(Beginning of Provided information)
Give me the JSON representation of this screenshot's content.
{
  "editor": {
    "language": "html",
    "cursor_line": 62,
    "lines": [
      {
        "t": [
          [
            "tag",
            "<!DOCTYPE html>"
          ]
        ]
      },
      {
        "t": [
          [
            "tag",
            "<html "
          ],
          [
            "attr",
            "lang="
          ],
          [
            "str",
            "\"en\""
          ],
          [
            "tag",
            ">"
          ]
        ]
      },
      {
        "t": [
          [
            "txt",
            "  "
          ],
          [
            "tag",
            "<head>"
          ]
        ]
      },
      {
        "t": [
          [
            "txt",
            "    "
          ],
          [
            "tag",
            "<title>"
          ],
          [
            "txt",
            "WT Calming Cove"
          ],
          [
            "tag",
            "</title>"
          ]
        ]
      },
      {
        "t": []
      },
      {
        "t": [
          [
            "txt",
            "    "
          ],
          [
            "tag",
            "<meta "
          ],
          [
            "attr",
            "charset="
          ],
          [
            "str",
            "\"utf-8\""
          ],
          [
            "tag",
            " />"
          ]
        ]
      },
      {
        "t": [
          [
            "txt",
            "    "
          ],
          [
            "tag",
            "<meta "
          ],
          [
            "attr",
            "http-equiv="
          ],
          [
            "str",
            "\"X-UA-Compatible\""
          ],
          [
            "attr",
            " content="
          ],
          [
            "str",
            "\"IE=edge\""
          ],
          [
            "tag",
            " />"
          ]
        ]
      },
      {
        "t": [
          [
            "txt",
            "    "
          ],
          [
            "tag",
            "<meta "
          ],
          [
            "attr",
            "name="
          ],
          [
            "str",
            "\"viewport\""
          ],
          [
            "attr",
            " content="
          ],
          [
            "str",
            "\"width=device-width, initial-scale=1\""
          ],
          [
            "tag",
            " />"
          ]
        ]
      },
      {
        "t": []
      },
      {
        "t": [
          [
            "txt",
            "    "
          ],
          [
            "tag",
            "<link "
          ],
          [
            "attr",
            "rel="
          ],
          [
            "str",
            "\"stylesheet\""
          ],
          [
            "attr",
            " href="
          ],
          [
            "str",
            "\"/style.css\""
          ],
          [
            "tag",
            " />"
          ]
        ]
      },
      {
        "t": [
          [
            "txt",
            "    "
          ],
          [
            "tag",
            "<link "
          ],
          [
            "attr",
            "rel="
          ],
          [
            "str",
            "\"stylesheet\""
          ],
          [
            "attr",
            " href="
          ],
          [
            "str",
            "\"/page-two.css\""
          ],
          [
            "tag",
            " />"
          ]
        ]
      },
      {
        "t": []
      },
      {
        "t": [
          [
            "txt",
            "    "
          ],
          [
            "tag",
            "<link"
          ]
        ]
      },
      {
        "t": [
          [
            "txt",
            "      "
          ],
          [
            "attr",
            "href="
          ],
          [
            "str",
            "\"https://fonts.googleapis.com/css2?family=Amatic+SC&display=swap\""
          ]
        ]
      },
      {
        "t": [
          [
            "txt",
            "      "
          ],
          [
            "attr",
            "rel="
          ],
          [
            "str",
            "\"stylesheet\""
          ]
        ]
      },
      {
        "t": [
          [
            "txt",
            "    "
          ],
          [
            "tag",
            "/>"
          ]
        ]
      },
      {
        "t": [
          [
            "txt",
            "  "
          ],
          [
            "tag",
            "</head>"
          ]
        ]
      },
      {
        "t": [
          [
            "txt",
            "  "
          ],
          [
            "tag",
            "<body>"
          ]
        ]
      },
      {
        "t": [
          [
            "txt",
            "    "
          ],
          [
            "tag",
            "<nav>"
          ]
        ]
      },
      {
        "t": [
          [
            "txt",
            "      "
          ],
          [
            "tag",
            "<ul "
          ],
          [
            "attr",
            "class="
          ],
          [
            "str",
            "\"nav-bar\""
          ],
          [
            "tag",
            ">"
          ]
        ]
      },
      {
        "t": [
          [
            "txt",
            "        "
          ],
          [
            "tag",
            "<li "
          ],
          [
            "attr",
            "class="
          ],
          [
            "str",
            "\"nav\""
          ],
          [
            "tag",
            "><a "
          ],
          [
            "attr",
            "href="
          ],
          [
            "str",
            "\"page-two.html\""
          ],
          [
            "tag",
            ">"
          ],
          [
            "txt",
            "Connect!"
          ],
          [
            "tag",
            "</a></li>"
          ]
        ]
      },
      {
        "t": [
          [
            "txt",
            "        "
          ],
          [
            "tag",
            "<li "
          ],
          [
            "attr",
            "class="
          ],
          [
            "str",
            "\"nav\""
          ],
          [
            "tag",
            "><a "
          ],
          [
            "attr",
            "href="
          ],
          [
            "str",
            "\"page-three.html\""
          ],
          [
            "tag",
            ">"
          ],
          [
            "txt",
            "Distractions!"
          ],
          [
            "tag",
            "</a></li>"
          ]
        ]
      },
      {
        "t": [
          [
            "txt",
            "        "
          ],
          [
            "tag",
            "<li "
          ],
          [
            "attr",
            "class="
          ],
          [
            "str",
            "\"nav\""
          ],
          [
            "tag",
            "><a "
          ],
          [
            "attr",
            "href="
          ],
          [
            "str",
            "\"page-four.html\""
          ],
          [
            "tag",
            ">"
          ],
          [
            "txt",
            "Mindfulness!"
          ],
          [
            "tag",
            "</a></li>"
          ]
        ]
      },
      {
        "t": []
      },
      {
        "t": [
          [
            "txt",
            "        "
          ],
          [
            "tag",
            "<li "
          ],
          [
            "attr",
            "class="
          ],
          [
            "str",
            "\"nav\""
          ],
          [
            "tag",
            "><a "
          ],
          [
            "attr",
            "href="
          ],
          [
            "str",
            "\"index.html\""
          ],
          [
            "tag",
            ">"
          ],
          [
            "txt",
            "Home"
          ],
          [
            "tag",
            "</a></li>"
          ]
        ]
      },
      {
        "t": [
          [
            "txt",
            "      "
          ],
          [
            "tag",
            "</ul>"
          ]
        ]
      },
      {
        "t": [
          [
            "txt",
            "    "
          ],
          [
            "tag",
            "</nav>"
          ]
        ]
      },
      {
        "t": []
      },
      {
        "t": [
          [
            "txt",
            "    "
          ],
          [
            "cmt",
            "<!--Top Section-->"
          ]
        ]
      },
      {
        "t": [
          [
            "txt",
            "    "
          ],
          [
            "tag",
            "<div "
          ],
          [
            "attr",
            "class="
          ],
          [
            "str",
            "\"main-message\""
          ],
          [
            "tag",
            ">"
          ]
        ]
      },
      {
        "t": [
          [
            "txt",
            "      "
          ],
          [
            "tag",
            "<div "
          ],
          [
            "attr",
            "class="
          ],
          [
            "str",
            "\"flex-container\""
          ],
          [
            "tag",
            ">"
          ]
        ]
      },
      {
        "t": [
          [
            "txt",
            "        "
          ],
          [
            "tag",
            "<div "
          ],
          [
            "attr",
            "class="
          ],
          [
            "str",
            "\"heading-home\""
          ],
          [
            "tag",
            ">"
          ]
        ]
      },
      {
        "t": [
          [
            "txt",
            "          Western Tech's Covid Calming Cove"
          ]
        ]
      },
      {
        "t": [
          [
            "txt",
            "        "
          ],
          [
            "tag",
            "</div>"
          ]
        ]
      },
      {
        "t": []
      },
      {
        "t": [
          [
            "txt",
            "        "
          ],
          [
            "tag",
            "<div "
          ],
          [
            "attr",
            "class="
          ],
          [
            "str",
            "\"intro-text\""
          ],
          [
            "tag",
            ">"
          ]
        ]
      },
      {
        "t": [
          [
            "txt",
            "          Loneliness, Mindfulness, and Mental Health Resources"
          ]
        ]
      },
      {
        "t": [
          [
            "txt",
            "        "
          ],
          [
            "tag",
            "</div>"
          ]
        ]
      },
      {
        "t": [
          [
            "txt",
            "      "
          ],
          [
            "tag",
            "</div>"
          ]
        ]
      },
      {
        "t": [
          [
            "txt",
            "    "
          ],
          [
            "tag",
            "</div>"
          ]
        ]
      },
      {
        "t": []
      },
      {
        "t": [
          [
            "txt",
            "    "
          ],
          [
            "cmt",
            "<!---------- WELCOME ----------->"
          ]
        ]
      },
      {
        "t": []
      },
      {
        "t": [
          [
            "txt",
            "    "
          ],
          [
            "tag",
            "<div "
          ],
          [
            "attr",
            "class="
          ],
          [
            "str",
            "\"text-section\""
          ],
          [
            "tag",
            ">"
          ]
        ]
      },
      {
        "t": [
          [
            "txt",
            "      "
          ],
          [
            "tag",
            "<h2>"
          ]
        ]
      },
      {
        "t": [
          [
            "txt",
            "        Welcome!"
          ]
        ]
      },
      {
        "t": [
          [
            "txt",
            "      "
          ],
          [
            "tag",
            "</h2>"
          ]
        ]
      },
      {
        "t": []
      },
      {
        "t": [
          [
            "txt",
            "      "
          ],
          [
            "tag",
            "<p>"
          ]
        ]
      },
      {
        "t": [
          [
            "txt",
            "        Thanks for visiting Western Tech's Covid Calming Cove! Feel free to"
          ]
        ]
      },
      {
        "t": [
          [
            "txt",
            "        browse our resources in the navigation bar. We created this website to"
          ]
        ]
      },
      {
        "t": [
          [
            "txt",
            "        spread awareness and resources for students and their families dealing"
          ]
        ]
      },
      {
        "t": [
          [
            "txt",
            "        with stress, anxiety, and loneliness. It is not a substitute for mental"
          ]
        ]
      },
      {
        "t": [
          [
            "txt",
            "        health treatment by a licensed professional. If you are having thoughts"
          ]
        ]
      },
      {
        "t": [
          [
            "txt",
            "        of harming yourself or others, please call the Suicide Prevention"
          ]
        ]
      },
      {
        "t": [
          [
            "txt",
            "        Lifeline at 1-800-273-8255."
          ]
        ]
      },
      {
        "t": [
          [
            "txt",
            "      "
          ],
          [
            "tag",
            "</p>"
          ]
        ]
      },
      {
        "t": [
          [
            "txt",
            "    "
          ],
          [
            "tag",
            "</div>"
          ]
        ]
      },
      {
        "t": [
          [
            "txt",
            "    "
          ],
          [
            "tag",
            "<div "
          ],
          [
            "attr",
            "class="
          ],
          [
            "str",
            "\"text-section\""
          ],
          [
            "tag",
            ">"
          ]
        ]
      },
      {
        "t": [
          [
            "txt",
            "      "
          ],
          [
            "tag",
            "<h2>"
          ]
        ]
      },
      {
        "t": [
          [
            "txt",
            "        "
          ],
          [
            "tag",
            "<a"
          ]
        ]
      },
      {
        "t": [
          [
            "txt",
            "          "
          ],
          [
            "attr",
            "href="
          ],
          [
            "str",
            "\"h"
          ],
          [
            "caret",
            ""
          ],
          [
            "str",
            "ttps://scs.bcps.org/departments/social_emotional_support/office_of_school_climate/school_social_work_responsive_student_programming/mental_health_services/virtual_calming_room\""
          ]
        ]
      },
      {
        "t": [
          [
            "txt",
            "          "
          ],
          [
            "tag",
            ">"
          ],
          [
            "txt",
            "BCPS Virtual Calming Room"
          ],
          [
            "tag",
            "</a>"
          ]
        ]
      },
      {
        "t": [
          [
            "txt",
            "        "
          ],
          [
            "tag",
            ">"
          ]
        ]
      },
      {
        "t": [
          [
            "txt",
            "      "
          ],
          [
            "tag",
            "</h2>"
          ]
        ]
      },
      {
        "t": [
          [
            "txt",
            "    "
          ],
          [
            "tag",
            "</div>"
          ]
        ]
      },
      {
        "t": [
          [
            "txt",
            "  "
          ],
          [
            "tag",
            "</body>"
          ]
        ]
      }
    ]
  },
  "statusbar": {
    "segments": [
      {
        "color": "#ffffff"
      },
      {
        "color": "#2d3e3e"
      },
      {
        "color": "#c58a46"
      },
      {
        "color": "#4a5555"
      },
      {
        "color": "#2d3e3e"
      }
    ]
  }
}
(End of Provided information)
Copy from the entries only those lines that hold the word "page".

**Result:**
            "\"/page-two.css\""
            "\"page-two.html\""
            "\"page-three.html\""
            "\"page-four.html\""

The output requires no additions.